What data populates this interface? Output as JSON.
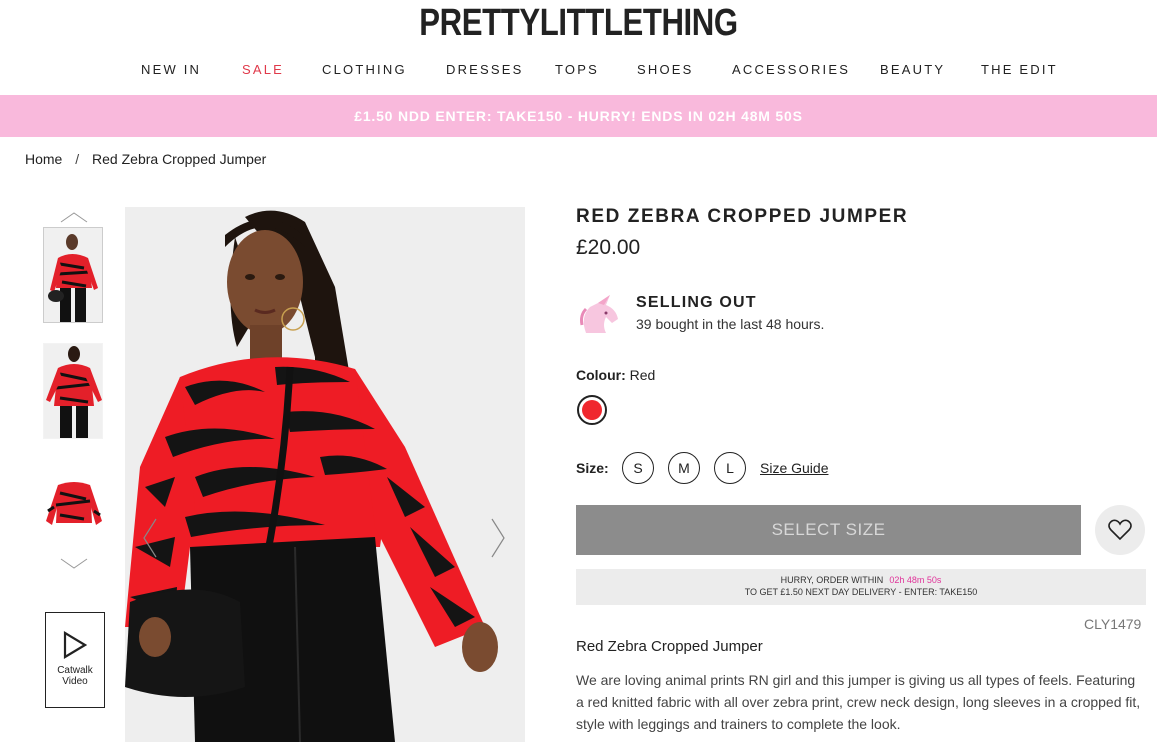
{
  "brand": {
    "logo": "PRETTYLITTLETHING"
  },
  "nav": {
    "items": [
      {
        "label": "NEW IN"
      },
      {
        "label": "SALE"
      },
      {
        "label": "CLOTHING"
      },
      {
        "label": "DRESSES"
      },
      {
        "label": "TOPS"
      },
      {
        "label": "SHOES"
      },
      {
        "label": "ACCESSORIES"
      },
      {
        "label": "BEAUTY"
      },
      {
        "label": "THE EDIT"
      }
    ]
  },
  "promo": {
    "text": "£1.50 NDD ENTER: TAKE150 - HURRY! ENDS IN 02H 48M 50S"
  },
  "breadcrumb": {
    "home": "Home",
    "separator": "/",
    "current": "Red Zebra Cropped Jumper"
  },
  "gallery": {
    "catwalk_line1": "Catwalk",
    "catwalk_line2": "Video"
  },
  "product": {
    "title": "RED ZEBRA CROPPED JUMPER",
    "price": "£20.00",
    "selling_out_title": "SELLING OUT",
    "selling_out_sub": "39 bought in the last 48 hours.",
    "colour_label": "Colour:",
    "colour_value": "Red",
    "colour_hex": "#f0272e",
    "size_label": "Size:",
    "sizes": [
      "S",
      "M",
      "L"
    ],
    "size_guide": "Size Guide",
    "select_size": "SELECT SIZE",
    "hurry_line1": "HURRY, ORDER WITHIN",
    "hurry_timer": "02h 48m 50s",
    "hurry_line2": "TO GET £1.50 NEXT DAY DELIVERY - ENTER: TAKE150",
    "sku": "CLY1479",
    "desc_title": "Red Zebra Cropped Jumper",
    "description": "We are loving animal prints RN girl and this jumper is giving us all types of feels. Featuring a red knitted fabric with all over zebra print, crew neck design, long sleeves in a cropped fit, style with leggings and trainers to complete the look."
  },
  "colors": {
    "promo_bg": "#f9b9dc",
    "sale": "#e0394a",
    "timer": "#e0349a",
    "button_bg": "#8c8c8c"
  },
  "icons": [
    "chevron-up-icon",
    "chevron-down-icon",
    "play-icon",
    "arrow-left-icon",
    "arrow-right-icon",
    "unicorn-icon",
    "heart-icon"
  ]
}
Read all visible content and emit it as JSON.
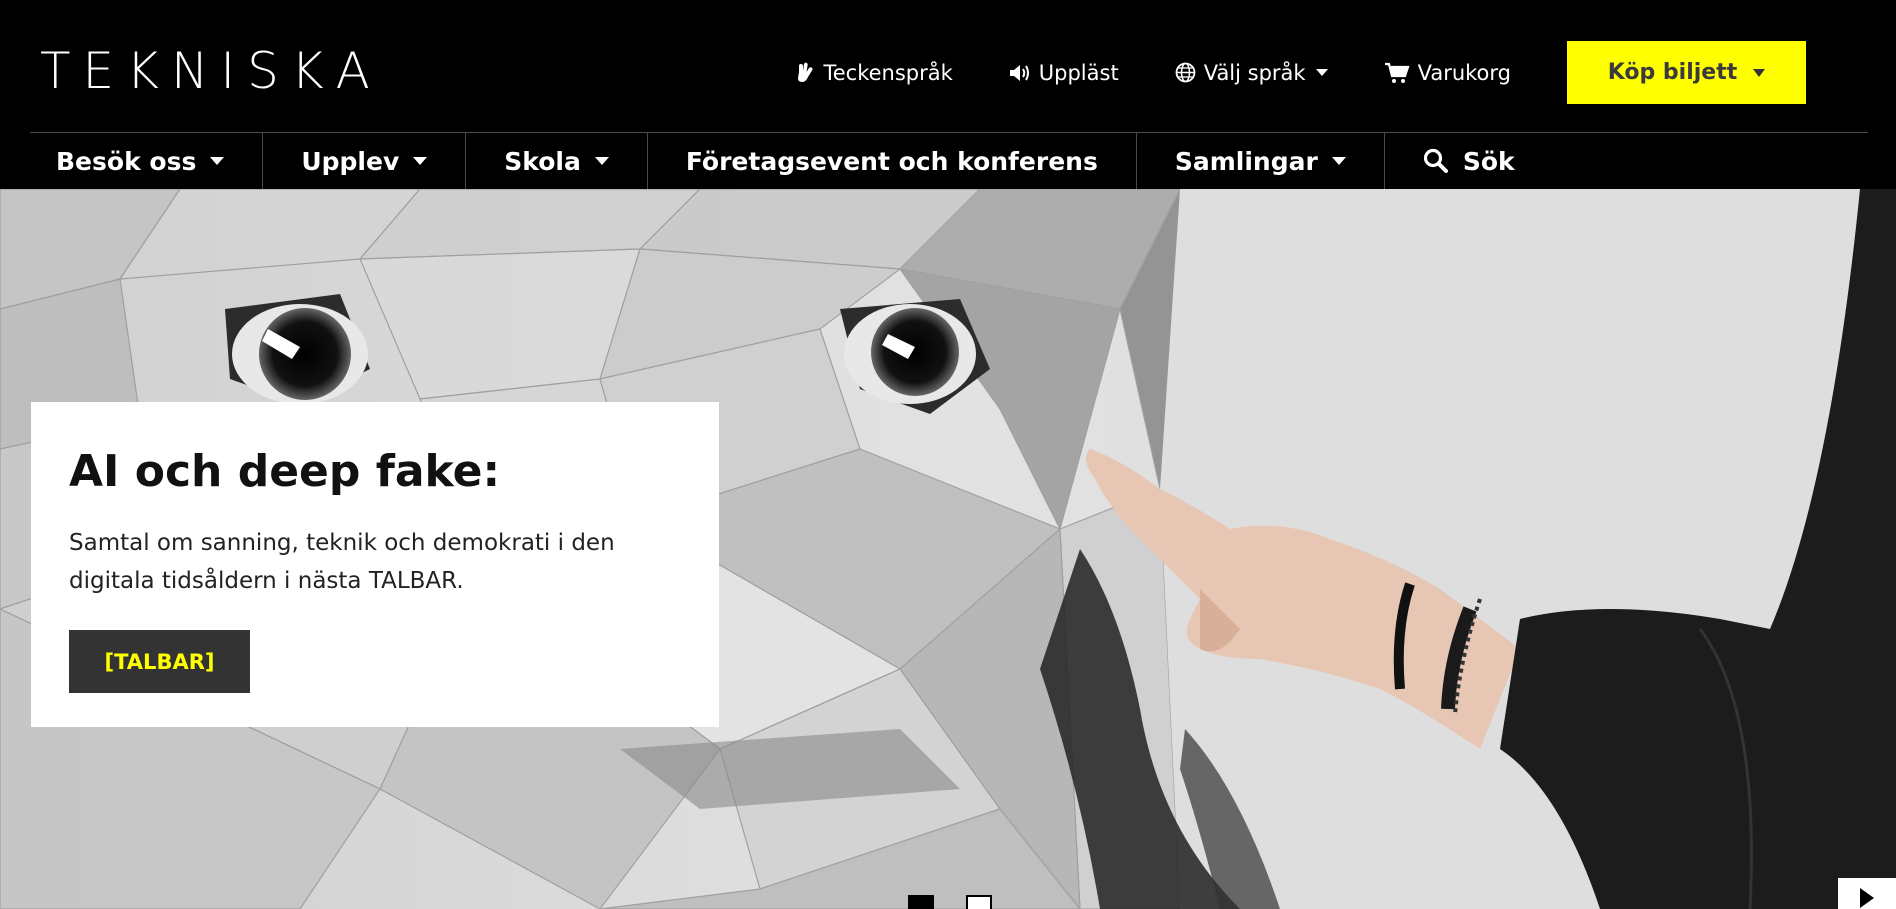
{
  "header": {
    "logo_letters": [
      "T",
      "E",
      "K",
      "N",
      "I",
      "S",
      "K",
      "A"
    ],
    "utility": {
      "sign_language": "Teckenspråk",
      "read_aloud": "Uppläst",
      "language": "Välj språk",
      "cart": "Varukorg"
    },
    "buy_ticket": "Köp biljett"
  },
  "nav": {
    "visit": "Besök oss",
    "experience": "Upplev",
    "school": "Skola",
    "corporate": "Företagsevent och konferens",
    "collections": "Samlingar",
    "search": "Sök"
  },
  "hero": {
    "title": "AI och deep fake:",
    "text": "Samtal om sanning, teknik och demokrati i den digitala tidsåldern i nästa TALBAR.",
    "button": "[TALBAR]",
    "active_slide": 1,
    "slide_count": 2
  },
  "colors": {
    "accent": "#ffff00",
    "header_bg": "#000000",
    "button_dark": "#333333"
  }
}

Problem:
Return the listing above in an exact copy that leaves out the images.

Written response:
What data populates this interface? Output as JSON.
{
  "brand": {
    "logo": "PRETTYLITTLETHING"
  },
  "nav": {
    "items": [
      {
        "label": "NEW IN"
      },
      {
        "label": "SALE"
      },
      {
        "label": "CLOTHING"
      },
      {
        "label": "DRESSES"
      },
      {
        "label": "TOPS"
      },
      {
        "label": "SHOES"
      },
      {
        "label": "ACCESSORIES"
      },
      {
        "label": "BEAUTY"
      },
      {
        "label": "THE EDIT"
      }
    ]
  },
  "promo": {
    "text": "£1.50 NDD ENTER: TAKE150 - HURRY! ENDS IN 02H 48M 50S"
  },
  "breadcrumb": {
    "home": "Home",
    "separator": "/",
    "current": "Red Zebra Cropped Jumper"
  },
  "gallery": {
    "catwalk_line1": "Catwalk",
    "catwalk_line2": "Video"
  },
  "product": {
    "title": "RED ZEBRA CROPPED JUMPER",
    "price": "£20.00",
    "selling_out_title": "SELLING OUT",
    "selling_out_sub": "39 bought in the last 48 hours.",
    "colour_label": "Colour:",
    "colour_value": "Red",
    "colour_hex": "#f0272e",
    "size_label": "Size:",
    "sizes": [
      "S",
      "M",
      "L"
    ],
    "size_guide": "Size Guide",
    "select_size": "SELECT SIZE",
    "hurry_line1": "HURRY, ORDER WITHIN",
    "hurry_timer": "02h 48m 50s",
    "hurry_line2": "TO GET £1.50 NEXT DAY DELIVERY - ENTER: TAKE150",
    "sku": "CLY1479",
    "desc_title": "Red Zebra Cropped Jumper",
    "description": "We are loving animal prints RN girl and this jumper is giving us all types of feels. Featuring a red knitted fabric with all over zebra print, crew neck design, long sleeves in a cropped fit, style with leggings and trainers to complete the look."
  },
  "colors": {
    "promo_bg": "#f9b9dc",
    "sale": "#e0394a",
    "timer": "#e0349a",
    "button_bg": "#8c8c8c"
  },
  "icons": [
    "chevron-up-icon",
    "chevron-down-icon",
    "play-icon",
    "arrow-left-icon",
    "arrow-right-icon",
    "unicorn-icon",
    "heart-icon"
  ]
}
Read all visible content and emit it as JSON.
{
  "header": {
    "logo_letters": [
      "T",
      "E",
      "K",
      "N",
      "I",
      "S",
      "K",
      "A"
    ],
    "utility": {
      "sign_language": "Teckenspråk",
      "read_aloud": "Uppläst",
      "language": "Välj språk",
      "cart": "Varukorg"
    },
    "buy_ticket": "Köp biljett"
  },
  "nav": {
    "visit": "Besök oss",
    "experience": "Upplev",
    "school": "Skola",
    "corporate": "Företagsevent och konferens",
    "collections": "Samlingar",
    "search": "Sök"
  },
  "hero": {
    "title": "AI och deep fake:",
    "text": "Samtal om sanning, teknik och demokrati i den digitala tidsåldern i nästa TALBAR.",
    "button": "[TALBAR]",
    "active_slide": 1,
    "slide_count": 2
  },
  "colors": {
    "accent": "#ffff00",
    "header_bg": "#000000",
    "button_dark": "#333333"
  }
}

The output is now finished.